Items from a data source
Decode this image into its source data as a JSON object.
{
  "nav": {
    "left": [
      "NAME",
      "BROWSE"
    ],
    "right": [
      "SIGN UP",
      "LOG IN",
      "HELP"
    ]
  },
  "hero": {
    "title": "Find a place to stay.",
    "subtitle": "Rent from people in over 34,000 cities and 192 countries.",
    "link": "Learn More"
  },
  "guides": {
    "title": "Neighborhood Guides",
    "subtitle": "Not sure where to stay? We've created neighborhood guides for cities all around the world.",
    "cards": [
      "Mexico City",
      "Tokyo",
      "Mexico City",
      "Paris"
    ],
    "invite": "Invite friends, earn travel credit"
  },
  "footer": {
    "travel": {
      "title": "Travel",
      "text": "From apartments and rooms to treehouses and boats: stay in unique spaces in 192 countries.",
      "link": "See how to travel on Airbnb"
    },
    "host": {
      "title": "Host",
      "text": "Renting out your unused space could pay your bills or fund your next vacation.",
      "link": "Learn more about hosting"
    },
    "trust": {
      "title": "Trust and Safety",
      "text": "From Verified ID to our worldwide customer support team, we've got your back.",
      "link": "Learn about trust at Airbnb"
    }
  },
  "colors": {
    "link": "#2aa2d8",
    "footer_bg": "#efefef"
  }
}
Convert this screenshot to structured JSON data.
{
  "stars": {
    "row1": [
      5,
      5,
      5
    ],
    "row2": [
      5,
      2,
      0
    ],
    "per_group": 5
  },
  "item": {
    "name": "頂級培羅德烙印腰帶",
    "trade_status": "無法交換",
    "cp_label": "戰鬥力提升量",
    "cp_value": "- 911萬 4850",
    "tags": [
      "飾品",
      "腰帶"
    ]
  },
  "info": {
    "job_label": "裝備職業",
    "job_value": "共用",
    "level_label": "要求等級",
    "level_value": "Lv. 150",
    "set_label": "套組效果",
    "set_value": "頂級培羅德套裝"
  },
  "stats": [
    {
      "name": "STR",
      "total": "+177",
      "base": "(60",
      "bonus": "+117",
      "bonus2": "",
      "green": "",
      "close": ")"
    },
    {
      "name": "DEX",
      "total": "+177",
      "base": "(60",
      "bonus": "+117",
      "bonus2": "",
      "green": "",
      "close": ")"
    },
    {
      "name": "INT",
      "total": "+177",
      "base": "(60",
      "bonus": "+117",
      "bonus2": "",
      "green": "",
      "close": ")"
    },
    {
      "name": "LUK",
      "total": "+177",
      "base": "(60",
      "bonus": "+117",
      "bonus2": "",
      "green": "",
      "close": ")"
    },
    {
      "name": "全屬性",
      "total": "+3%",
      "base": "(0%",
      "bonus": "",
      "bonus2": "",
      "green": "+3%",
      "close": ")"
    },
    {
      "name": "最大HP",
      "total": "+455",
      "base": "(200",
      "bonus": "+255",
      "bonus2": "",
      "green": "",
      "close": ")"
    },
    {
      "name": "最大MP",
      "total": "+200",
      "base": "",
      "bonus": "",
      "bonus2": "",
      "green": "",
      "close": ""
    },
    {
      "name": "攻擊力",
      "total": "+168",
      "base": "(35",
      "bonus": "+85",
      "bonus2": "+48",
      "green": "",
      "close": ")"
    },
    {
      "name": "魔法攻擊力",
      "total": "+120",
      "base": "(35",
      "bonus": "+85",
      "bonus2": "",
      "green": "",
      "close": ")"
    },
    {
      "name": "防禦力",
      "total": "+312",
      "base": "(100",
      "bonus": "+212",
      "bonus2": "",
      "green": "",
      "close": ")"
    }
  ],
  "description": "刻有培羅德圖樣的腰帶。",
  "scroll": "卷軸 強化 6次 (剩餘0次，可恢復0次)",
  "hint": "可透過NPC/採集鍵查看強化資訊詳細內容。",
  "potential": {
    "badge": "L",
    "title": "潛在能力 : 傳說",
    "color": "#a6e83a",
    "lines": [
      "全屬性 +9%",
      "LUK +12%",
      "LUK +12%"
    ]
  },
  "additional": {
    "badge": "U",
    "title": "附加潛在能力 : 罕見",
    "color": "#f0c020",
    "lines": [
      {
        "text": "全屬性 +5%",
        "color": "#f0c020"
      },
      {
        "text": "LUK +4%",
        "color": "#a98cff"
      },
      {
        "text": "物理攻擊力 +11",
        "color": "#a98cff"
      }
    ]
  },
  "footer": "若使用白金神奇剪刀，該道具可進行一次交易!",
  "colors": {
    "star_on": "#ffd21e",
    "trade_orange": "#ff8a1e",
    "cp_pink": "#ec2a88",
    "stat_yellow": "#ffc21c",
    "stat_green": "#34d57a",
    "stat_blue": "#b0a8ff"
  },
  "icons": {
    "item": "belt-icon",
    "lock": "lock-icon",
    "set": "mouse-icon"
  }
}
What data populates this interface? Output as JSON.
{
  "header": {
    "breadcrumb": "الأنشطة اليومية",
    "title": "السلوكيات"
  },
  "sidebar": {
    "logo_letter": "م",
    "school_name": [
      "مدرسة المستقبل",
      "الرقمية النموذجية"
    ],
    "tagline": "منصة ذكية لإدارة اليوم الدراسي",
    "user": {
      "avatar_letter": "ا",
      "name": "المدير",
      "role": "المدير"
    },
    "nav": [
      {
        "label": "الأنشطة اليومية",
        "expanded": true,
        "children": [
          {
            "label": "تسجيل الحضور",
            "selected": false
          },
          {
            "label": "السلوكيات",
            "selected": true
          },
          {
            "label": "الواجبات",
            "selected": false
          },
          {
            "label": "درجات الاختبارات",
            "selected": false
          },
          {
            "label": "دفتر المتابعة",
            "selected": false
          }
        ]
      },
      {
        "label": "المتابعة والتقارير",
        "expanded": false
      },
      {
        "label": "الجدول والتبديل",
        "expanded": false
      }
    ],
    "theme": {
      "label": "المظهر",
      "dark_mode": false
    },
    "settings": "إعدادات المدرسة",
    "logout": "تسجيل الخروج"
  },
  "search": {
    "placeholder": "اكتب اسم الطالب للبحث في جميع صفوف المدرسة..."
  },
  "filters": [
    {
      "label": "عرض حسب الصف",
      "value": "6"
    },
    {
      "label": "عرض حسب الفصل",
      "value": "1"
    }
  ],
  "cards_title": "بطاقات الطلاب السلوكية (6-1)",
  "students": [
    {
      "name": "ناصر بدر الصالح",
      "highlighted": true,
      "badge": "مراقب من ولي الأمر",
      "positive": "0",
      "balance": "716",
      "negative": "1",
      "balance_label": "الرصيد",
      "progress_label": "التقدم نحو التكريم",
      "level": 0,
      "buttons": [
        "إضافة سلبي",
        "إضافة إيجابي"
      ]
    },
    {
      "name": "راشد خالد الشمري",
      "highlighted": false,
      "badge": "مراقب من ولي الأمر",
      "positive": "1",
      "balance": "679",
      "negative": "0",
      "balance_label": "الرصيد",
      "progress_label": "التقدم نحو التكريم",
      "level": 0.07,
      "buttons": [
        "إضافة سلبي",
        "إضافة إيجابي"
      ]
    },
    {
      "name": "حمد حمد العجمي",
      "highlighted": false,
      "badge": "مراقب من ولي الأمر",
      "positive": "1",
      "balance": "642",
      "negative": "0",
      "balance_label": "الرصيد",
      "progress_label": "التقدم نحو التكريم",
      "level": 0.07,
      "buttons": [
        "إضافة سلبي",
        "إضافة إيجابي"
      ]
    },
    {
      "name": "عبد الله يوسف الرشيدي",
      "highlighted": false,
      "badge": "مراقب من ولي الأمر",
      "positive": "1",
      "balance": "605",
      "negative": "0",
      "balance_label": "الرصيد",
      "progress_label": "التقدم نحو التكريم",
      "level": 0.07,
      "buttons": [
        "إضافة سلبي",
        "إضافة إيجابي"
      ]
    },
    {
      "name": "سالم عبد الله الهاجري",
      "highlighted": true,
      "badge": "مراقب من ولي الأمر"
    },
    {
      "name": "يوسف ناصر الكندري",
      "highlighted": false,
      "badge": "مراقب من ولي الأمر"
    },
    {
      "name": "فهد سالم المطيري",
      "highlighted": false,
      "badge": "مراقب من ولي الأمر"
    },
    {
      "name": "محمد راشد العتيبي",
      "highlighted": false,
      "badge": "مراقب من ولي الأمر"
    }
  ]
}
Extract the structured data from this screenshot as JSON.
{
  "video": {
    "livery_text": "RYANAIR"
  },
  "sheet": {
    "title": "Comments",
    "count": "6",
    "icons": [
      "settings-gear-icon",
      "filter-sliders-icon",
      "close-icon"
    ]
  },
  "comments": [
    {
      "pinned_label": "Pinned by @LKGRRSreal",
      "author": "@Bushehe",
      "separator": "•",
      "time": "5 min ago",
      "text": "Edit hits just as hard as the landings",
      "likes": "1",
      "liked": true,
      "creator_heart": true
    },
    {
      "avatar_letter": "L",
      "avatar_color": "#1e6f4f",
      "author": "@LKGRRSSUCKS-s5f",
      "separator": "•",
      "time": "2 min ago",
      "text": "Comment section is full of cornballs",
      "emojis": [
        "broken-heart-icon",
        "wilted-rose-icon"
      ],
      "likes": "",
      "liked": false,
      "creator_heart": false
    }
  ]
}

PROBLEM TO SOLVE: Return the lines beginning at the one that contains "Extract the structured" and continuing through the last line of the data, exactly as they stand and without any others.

RESULT:
Extract the structured data from this screenshot as JSON.
{
  "video": {
    "livery_text": "RYANAIR"
  },
  "sheet": {
    "title": "Comments",
    "count": "6",
    "icons": [
      "settings-gear-icon",
      "filter-sliders-icon",
      "close-icon"
    ]
  },
  "comments": [
    {
      "pinned_label": "Pinned by @LKGRRSreal",
      "author": "@Bushehe",
      "separator": "•",
      "time": "5 min ago",
      "text": "Edit hits just as hard as the landings",
      "likes": "1",
      "liked": true,
      "creator_heart": true
    },
    {
      "avatar_letter": "L",
      "avatar_color": "#1e6f4f",
      "author": "@LKGRRSSUCKS-s5f",
      "separator": "•",
      "time": "2 min ago",
      "text": "Comment section is full of cornballs",
      "emojis": [
        "broken-heart-icon",
        "wilted-rose-icon"
      ],
      "likes": "",
      "liked": false,
      "creator_heart": false
    }
  ]
}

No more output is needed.